A more severe problem is that such things are inherently unfair to other students. It might be that you’re looking at a potential failure so you’re more stressed, but if there’s an option to improve grades via extra work then almost everyone will want to do it, even ones that have very good grades. This means that these kind of extras become regular homework, not really extras — and this means that you’re actually asking for another homework for everyone.
It’s the end of the semester and my karma grade is low — was
there some problem that made me get such a grade?
The karma grade is special in that it doesn’t follow the same rules as homework/exam/PLQ. For exams (and PLQs), the grading is usually “positive grading”, where you’re getting some points for doing things right; and for homework it’s usually “negative grading” where your grade starts from a 100 and you get penalized for problems. The karma grades, however, are neither of these. There is no list of things that you should do to get a 100, and there is no tracking of bad things you did with penalties.
So the bottom line is that it’s just a combination of a bunch of numbers that are factored in (for example, various piazza stats, grading bonuses, etc), combined into a single number and the whole thing is done so the final number is somewhere on a range that looks like a normal grade — and like everything else, used in the context of all grades.
I had autodropped PLQs that aren’t the lowest, is this a bug?
The autodropping algorithm chooses the PLQs that did the most damage to
maximize your grade.

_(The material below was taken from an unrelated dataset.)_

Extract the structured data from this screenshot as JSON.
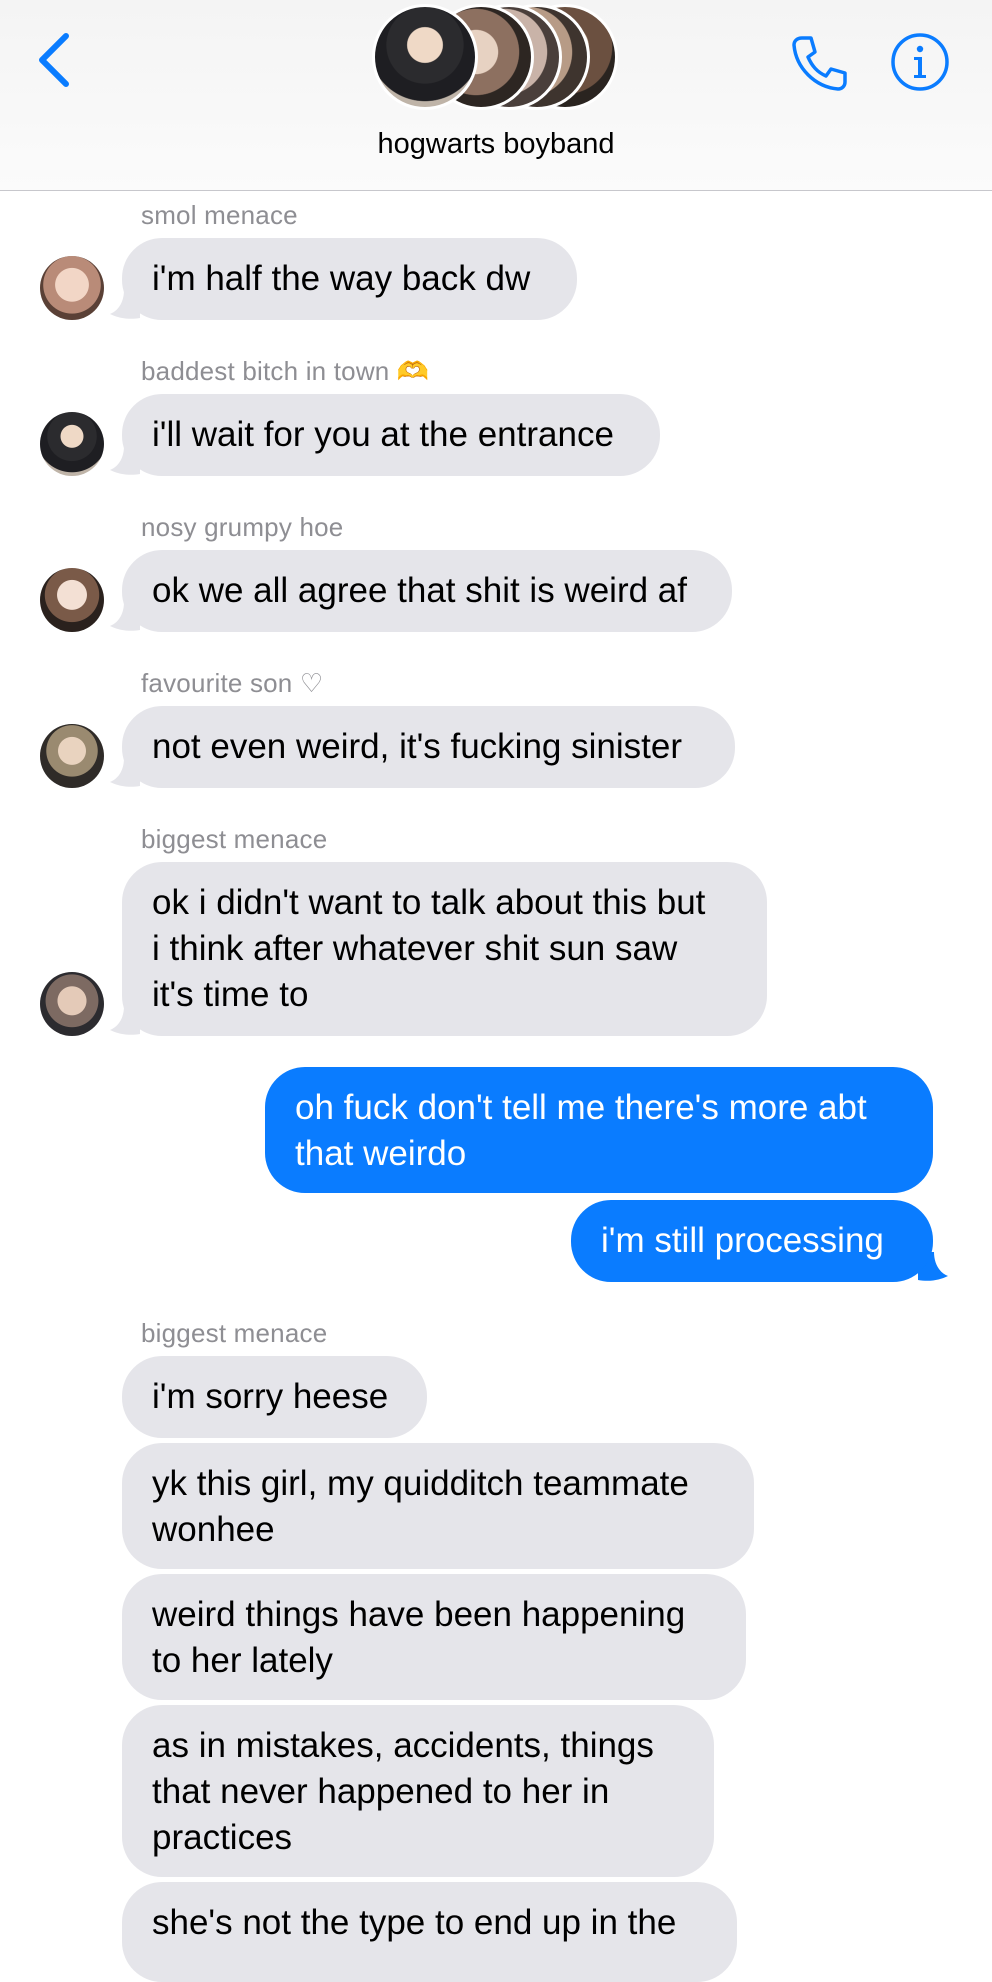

Different PLQs have different weights, so these are
not always the lowest grades.
Technical Issues (Network, PLQ, etc)
How do I install the PLQ web-app on iOS?
- Access the PLQ page on Safari (must be Safari, since it’s the only one that is permitted to install things on your home screen).

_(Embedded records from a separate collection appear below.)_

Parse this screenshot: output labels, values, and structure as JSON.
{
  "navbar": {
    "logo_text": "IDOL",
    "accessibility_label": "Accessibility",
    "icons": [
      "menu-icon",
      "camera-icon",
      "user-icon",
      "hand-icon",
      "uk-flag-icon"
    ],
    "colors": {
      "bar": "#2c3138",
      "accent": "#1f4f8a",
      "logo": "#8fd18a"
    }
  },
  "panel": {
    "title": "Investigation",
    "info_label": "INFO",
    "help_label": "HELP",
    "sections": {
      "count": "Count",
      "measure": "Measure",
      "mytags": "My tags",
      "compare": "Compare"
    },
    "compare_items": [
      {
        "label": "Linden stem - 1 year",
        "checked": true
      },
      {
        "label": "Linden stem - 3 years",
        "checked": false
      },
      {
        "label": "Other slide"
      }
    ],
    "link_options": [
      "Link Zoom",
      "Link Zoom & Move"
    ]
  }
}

- Tap the icon in the bottom-middle of the screen (the one that looks like a box with an arrow coming out of the top).
- Scroll down and tap “Add to Home Screen”, which will install the site as a PWA.
DrRacket cannot connect to the handin server...
Check that you’re on a network that allows high ports (e.g., if you use Nuwave-guest without a login it considers you a “guest” user, and the ports that you can use are restricted to a few well-known ones like
Make sure that you’re using the current Racket version, and that your OS is updated (specifically, that its root certificates are all in order).
To check for errors, you can try to use some utility to get a more precise diagnostic. For example, you can run this in DrRacket or just plain Racket:(require pl/client)
(define h (handin-connect "pl.barzilay.org" 9770))
and see what it complains about.
The handin server uses a certificate that is signed by
letsencrypt.org. This should be included in your OS root certificates, but make sure that your OS is updated if there are problems.